"We completely reshaped the presumed genetic differences between the in-bred mouse strains by changing the pre- and post-natal environmental conditions," said Francis. "The maternal care received by the mice, in addition to the uterine environment, produced a cascading effect on the animals' stress profile and cognitive performance."
Despite the growing conviction that genetics determine development, Francis said the findings of her study demonstrate the significant role of the environment in regulating certain behaviors.
Francis and her colleagues are currently examining brain receptors in the in-bred mice that were transferred to and later reared by surrogate females to determine changes that may have occurred as a result of their pre- and post-natal environmental conditions. In their next experiment, the CBN team will examine whether mice bred from high-stress mice can develop into low-stress animals when, during development, they are exposed to low-stress maternal environments.
"There were clearly some behaviors such as prepulse inhibition, a measure of the ability to integrate sensory information, that our early environmental manipulations could not regulate," said Francis. "However, our current observations support previous research that the prenatal environment interacts with the postnatal environment to shape stress-associated behaviors and cognitive performance in adulthood."
In addition to Francis and Insel, co-authors of the study are Emory University/Yerkes researchers Kathleen Szegda, Gregory Campbell, and Emory pathologist W. David Martin, PhD.
The Center for Behavioral Neuroscience, a Science and Technology Center funded by the National Science Foundation, is a research and education consortium consisting of eight universities in the Atlanta area.

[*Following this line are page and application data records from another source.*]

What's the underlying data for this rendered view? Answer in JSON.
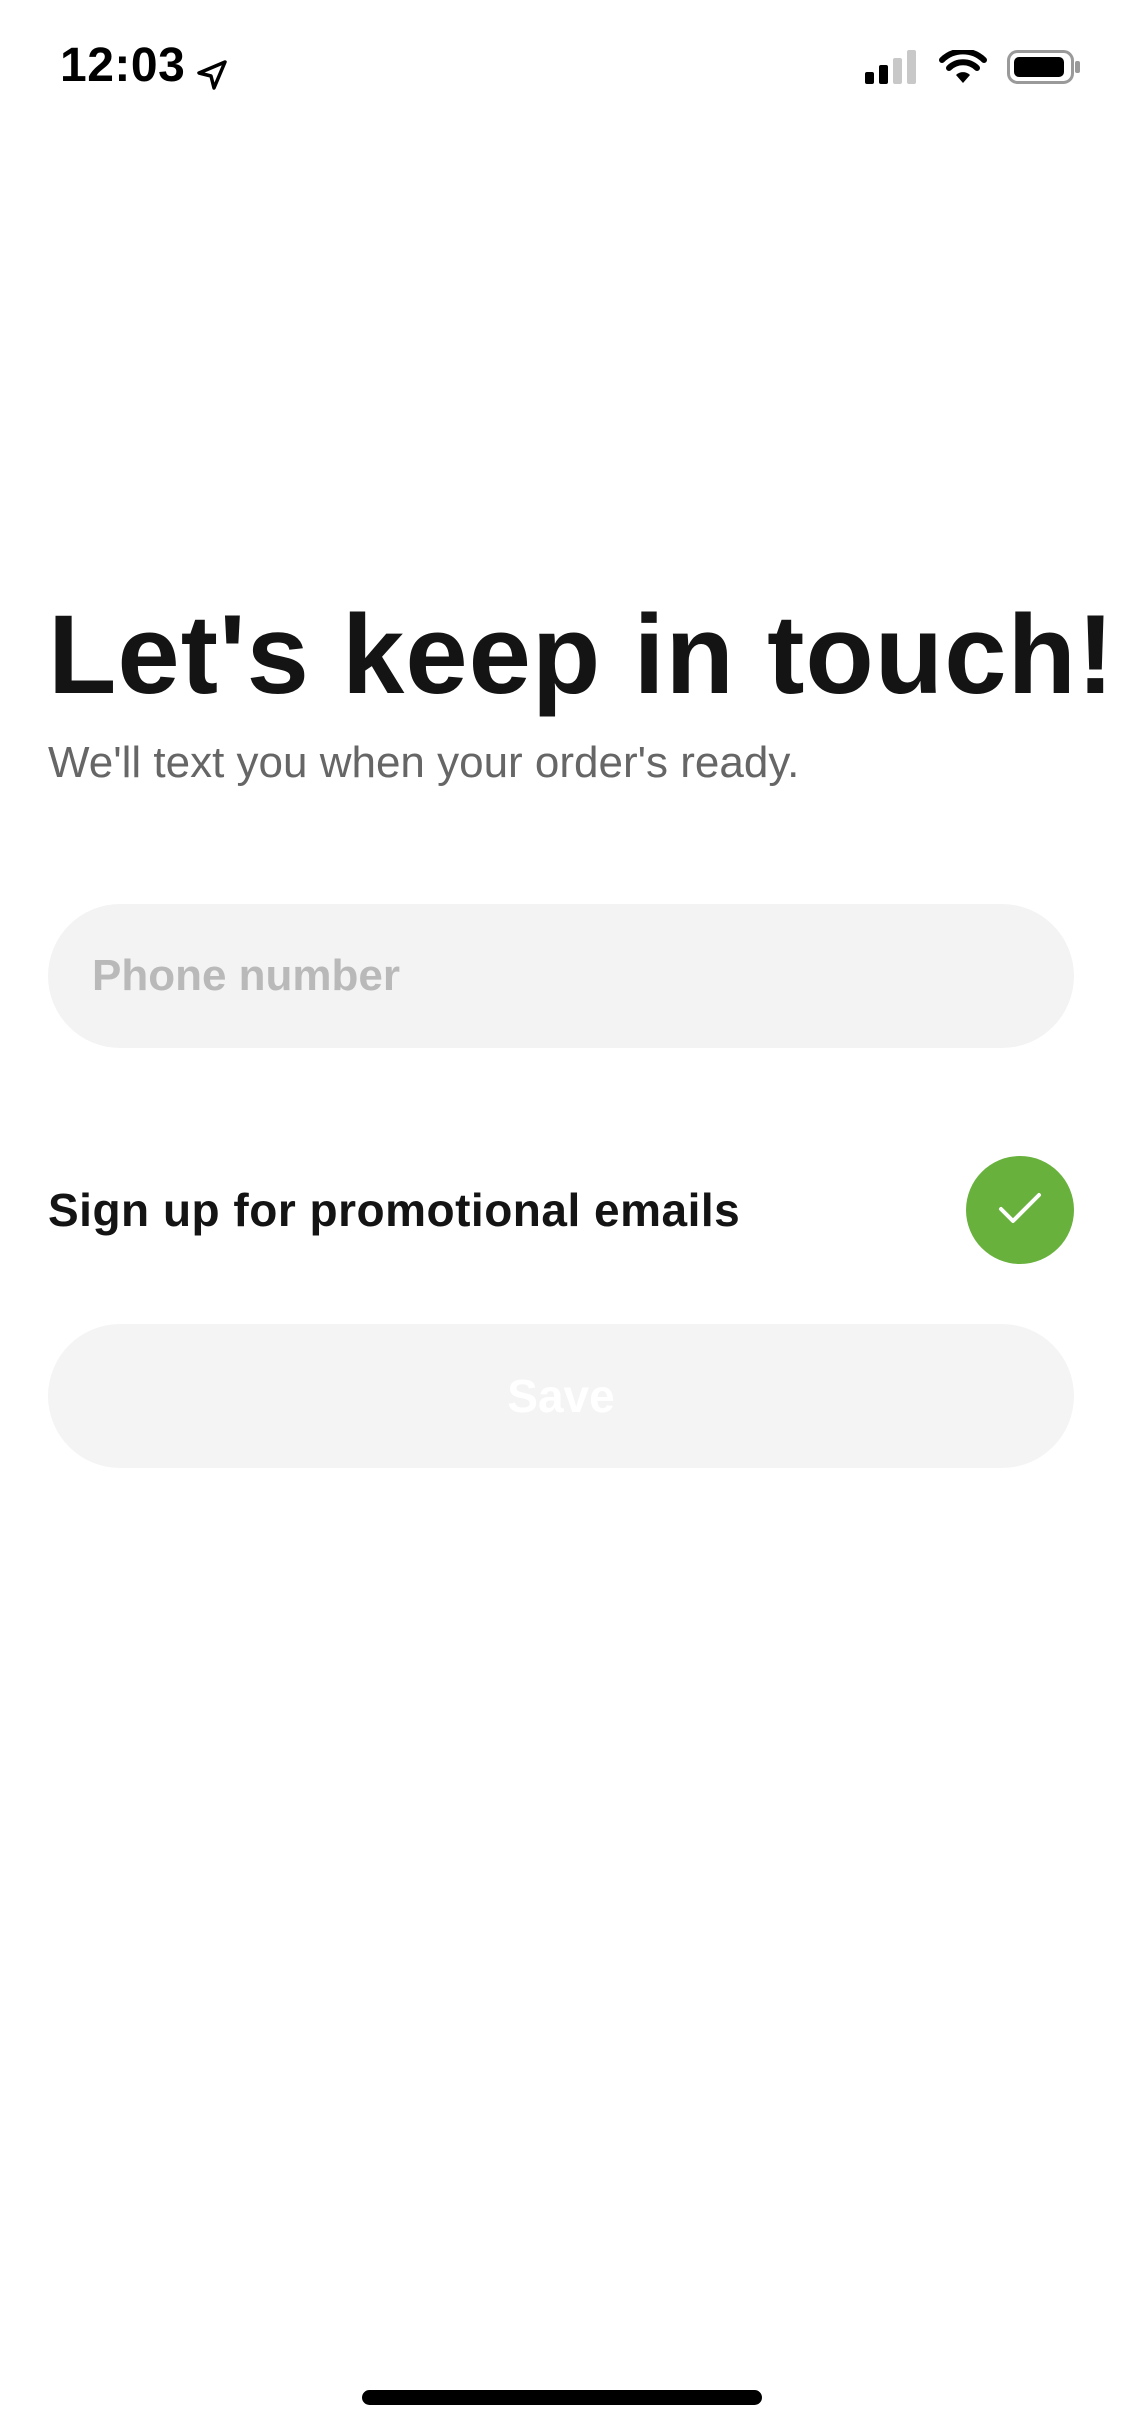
{
  "status_bar": {
    "time": "12:03",
    "location_icon": "location-arrow-icon",
    "signal_icon": "cellular-signal-icon",
    "wifi_icon": "wifi-icon",
    "battery_icon": "battery-icon"
  },
  "content": {
    "title": "Let's keep in touch!",
    "subtitle": "We'll text you when your order's ready.",
    "phone_input": {
      "value": "",
      "placeholder": "Phone number"
    },
    "promo_toggle": {
      "label": "Sign up for promotional emails",
      "checked": true,
      "icon": "checkmark-icon"
    },
    "save_button": {
      "label": "Save",
      "enabled": false
    }
  },
  "colors": {
    "accent_green": "#68b13d",
    "title_text": "#141414",
    "subtitle_text": "#666666",
    "field_background": "#f3f3f3",
    "placeholder_text": "#b9b9b9",
    "disabled_button_text": "#ffffff"
  }
}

CBN researchers study four aspects of behavioral neuroscience: fear, aggression, affiliation, and reproduction.